|Which one of the following two options do you think would be best for Britain? (ICM)||all||18-24 %||25-34 %||35-44 %||45-54 %||55-64 %||65+ %|
|A coalition of the Conservatives and the Liberal Democrats||32||21||25||27||30||36||47|
|Labour governing in its own right||26||24||31||29||28||25||20|
We’ve now got the detail from yesterday’s controversial ICM poll which sought to test response putting two main options – the coalition and Labour. The only questions, apart from those to gather weighting information, were the ones reported.

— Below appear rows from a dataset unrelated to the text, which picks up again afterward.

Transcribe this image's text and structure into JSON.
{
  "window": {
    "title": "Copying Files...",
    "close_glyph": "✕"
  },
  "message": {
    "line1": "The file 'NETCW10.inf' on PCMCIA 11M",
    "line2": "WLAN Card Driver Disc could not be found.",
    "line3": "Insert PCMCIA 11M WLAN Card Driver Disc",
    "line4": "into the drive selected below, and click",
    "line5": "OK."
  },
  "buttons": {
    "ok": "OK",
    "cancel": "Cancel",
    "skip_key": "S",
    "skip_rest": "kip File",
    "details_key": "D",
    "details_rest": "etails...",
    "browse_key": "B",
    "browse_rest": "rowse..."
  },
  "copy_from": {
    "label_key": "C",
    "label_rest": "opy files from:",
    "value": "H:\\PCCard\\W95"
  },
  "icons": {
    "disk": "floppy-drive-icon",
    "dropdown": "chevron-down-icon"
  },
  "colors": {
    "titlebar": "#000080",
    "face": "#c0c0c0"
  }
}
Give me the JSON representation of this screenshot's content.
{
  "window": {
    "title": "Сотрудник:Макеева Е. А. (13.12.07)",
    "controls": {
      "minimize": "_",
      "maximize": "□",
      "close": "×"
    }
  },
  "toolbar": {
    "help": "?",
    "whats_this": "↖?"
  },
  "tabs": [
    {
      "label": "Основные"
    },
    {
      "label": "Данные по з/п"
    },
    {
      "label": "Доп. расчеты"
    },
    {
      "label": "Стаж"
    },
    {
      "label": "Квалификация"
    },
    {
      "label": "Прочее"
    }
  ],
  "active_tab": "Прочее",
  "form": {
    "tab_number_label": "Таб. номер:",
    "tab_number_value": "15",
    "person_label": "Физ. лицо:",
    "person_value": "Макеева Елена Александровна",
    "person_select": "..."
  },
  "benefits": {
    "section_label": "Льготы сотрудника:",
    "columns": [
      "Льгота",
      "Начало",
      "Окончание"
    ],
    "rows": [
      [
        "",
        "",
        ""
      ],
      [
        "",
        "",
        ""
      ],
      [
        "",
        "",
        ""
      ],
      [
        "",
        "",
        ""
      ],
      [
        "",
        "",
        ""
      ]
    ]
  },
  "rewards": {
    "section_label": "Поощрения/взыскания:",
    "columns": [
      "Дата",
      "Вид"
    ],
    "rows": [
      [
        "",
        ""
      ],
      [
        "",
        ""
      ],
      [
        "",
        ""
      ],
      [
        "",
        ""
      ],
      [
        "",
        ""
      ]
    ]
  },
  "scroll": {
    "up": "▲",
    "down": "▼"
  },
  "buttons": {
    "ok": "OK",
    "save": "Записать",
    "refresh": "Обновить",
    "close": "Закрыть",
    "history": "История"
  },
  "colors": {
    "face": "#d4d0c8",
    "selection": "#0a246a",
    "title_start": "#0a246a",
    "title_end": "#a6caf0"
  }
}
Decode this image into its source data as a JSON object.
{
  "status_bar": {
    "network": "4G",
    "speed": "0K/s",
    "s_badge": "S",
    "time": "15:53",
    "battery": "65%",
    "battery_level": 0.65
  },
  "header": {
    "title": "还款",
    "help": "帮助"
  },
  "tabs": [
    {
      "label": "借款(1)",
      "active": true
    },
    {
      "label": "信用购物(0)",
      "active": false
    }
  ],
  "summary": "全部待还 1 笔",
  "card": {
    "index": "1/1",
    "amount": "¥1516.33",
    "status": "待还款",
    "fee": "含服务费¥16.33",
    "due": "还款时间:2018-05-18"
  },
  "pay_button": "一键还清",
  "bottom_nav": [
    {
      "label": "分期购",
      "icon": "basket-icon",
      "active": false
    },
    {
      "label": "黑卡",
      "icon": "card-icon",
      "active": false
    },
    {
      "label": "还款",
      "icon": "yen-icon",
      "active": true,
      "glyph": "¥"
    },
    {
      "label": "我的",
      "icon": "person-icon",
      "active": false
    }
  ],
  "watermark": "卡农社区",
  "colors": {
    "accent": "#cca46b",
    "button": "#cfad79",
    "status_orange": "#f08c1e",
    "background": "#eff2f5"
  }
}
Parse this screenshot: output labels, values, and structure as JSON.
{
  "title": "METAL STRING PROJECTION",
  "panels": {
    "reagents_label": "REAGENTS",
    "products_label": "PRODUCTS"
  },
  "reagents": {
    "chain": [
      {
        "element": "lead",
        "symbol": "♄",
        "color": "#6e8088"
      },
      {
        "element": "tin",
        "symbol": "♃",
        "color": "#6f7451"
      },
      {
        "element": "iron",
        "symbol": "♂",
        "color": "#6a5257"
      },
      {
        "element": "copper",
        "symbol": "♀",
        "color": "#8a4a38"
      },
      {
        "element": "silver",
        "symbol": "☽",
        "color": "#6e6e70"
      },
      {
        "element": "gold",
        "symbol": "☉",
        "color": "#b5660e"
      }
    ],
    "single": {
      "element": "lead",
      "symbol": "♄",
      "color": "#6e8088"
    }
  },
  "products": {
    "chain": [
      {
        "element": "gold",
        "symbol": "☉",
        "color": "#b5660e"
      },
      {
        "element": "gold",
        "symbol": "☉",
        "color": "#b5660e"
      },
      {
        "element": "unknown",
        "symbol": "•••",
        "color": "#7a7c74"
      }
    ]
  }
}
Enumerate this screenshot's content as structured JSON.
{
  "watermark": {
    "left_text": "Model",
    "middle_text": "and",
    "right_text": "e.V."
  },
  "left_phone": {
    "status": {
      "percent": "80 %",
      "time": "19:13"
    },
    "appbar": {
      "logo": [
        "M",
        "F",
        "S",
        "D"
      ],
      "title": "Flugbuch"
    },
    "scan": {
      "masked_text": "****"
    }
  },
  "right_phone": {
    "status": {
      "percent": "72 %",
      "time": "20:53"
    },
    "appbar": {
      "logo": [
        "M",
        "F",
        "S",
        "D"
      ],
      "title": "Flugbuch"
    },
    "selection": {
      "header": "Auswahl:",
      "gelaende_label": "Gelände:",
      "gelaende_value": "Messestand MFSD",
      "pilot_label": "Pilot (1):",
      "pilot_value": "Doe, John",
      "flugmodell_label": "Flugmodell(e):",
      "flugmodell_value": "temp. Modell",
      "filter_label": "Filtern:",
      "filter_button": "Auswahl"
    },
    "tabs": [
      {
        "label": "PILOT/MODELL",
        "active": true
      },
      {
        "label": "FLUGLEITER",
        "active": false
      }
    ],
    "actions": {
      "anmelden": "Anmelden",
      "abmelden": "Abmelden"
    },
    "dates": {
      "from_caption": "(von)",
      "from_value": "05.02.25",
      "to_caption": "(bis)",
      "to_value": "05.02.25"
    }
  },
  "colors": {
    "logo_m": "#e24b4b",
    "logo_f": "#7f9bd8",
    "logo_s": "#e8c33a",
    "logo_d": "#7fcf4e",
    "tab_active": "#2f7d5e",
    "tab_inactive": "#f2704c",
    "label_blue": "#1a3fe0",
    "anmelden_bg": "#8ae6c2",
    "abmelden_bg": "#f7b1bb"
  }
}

This wasn’t a voting intention poll and the findings were not past vote weighted. So there was no attempt to produce a politically balanced sample which, in this case, probably impacted negatively on the Labour figures.
For me the most interesting extra data comes from the responses of the different age segments to the main question. The coalition has a huge lead amongst the 65 plus group, a reasonable lead amongst the 55-64s, but going down the age range this drops sharply and support for Labour increases. Amongst those 44 and under Labour is ahead.
So an interesting first step in testing opinion but I would have been happier if it had been past vote weighted.